STUDENT AWARDS AND ACTIVITIES
Extracurricular NED student functions center around the MIT American Nuclear Society Student Branch. There have been many social and athletic events during the year, reflecting the interests of its members. The Monday Afternoon Seminar Series, NED Orientation for incoming students, holiday party, and international dinner are a few of the successful events from the past year.
The MIT Chapter of the Alpha Nu Sigma Society, a national honor society for students in applied nuclear science and nuclear engineering, recognized 15 graduate students and 2 undergraduates for their outstanding academic achievement. The MIT Health Physics Society Student Branch's activities are focused on environmental radiation transport, radiobiology, and radiation detection and measurement.
Several students were recognized at the annual international dinner/awards ceremony. The Roy Axford award for outstanding academic achievement by a senior in nuclear engineering was given to Eric Empey. The Irving Kaplan award, which recognizes academic achievement by a junior in nuclear engineering, was presented to Marc Berte.
The Manson Benedict Fellowship for 1998-99 will be shared by Damien Hicks and Roberto Accorsi in recognition of their excellence in academic performance and professional promise. The Theos Thompson Memorial Fellowship was held by Daniel Caputo and Laura Murphy during fall 1997.
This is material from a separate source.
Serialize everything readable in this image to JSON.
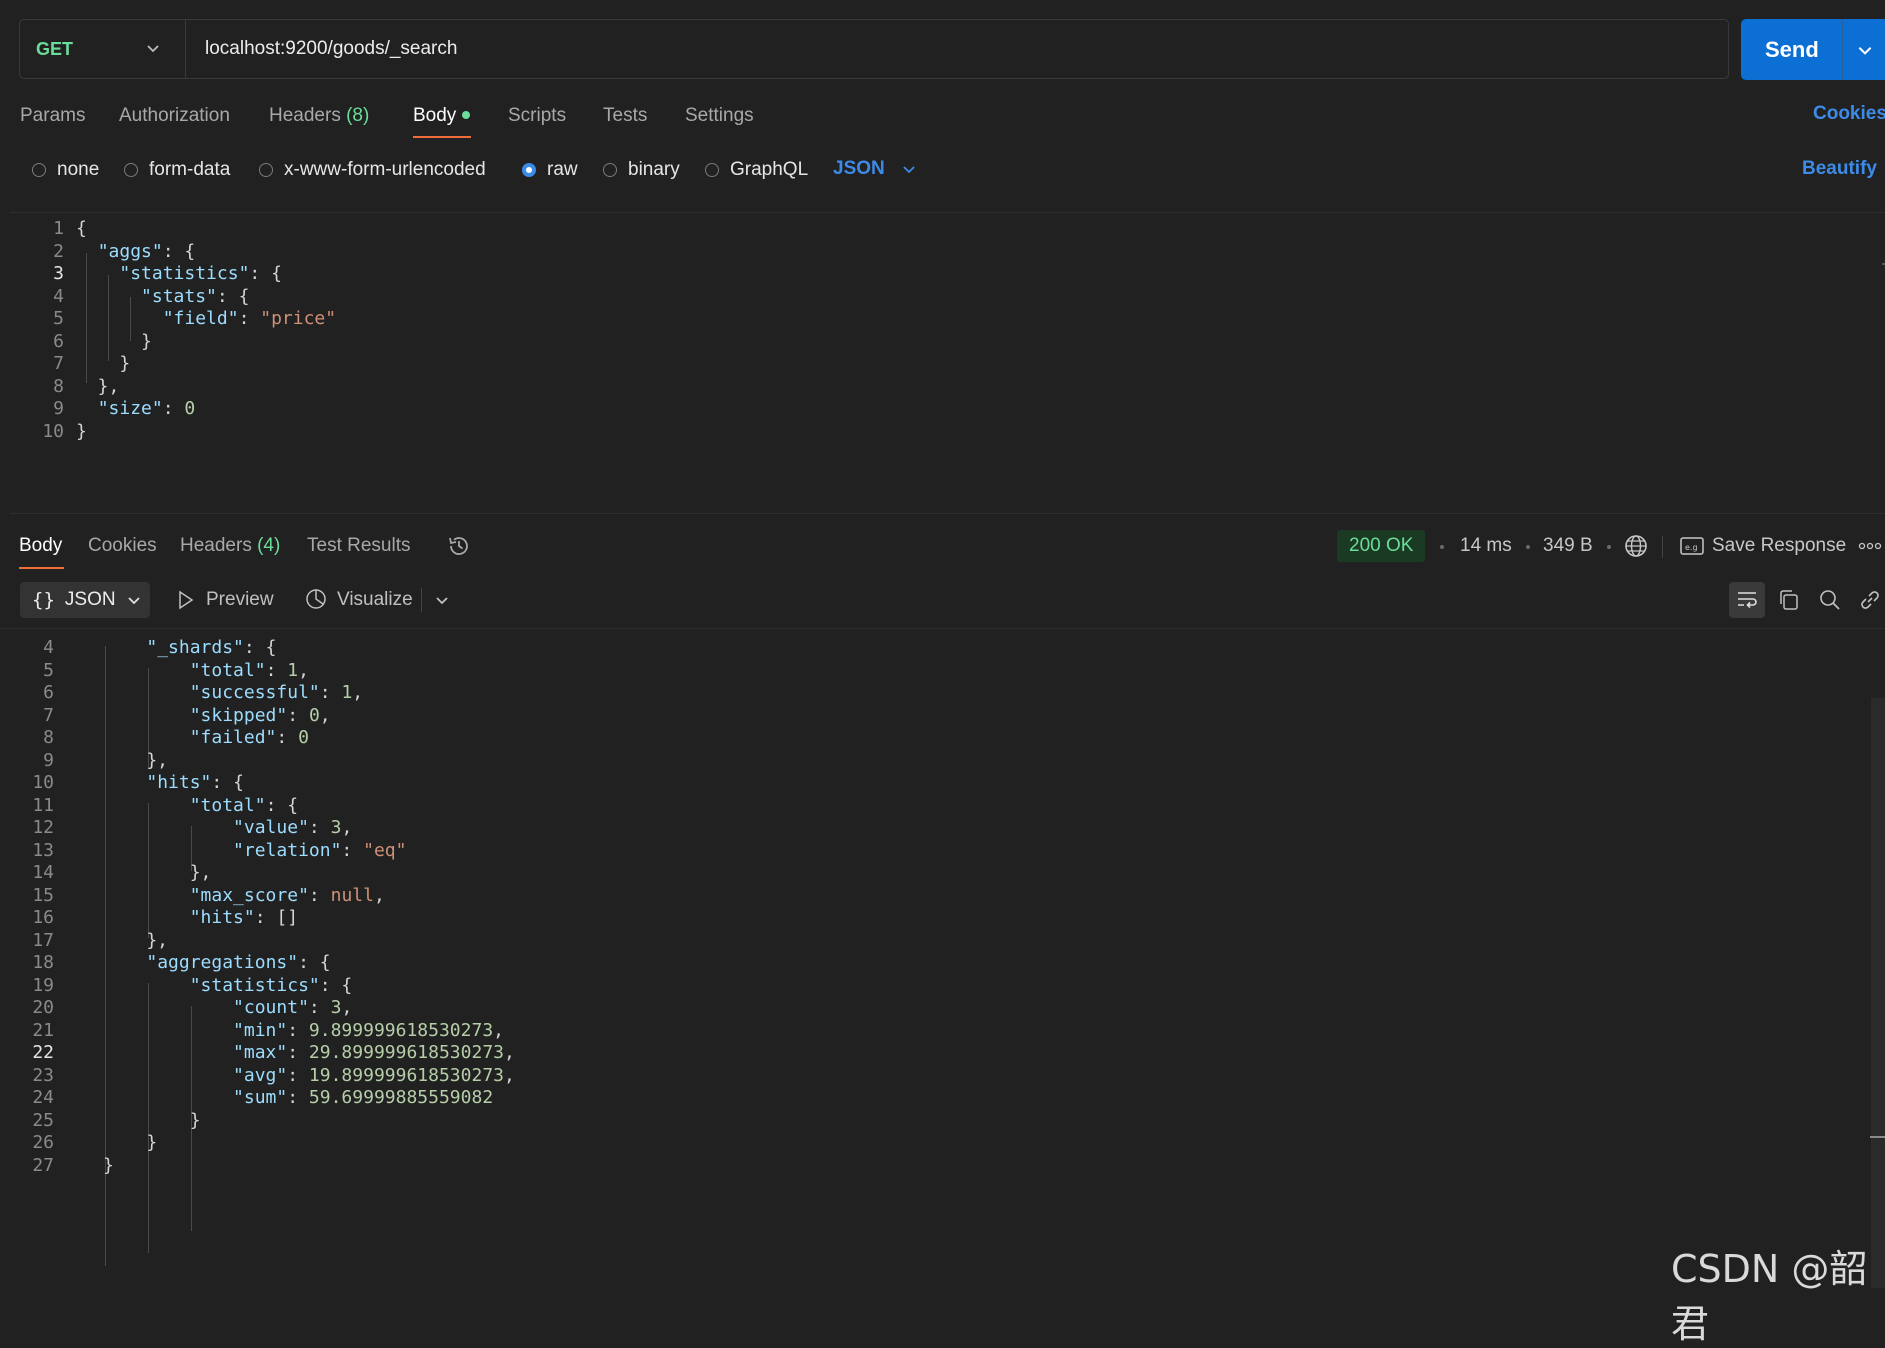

The William and Ann McCormick Fellowship was given to Jacopo Buongiorno. The Sherman Knapp Scholarship, funded by Northeast Utilities, was presented to Michael Reynard. National Academy for Nuclear Training Fellowships for 1997-98 were held by Anthony Chatelain, Michael Folkert, and Michelle Ledesma.
The Outstanding Student Service Award, which recognizes exceptional services to the students, the department, and the entire MIT community, was presented to Christopher Handwerk. The Outstanding TA Award was presented to Mr. Buongiorno in recognition of his exceptional services to education as a teaching assistant.
More information about this department can be found on the World Wide Web at the following URL:http://web.mit.edu/ned/www/
Jeffrey P. Freidberg
MIT Reports to the President 1997-98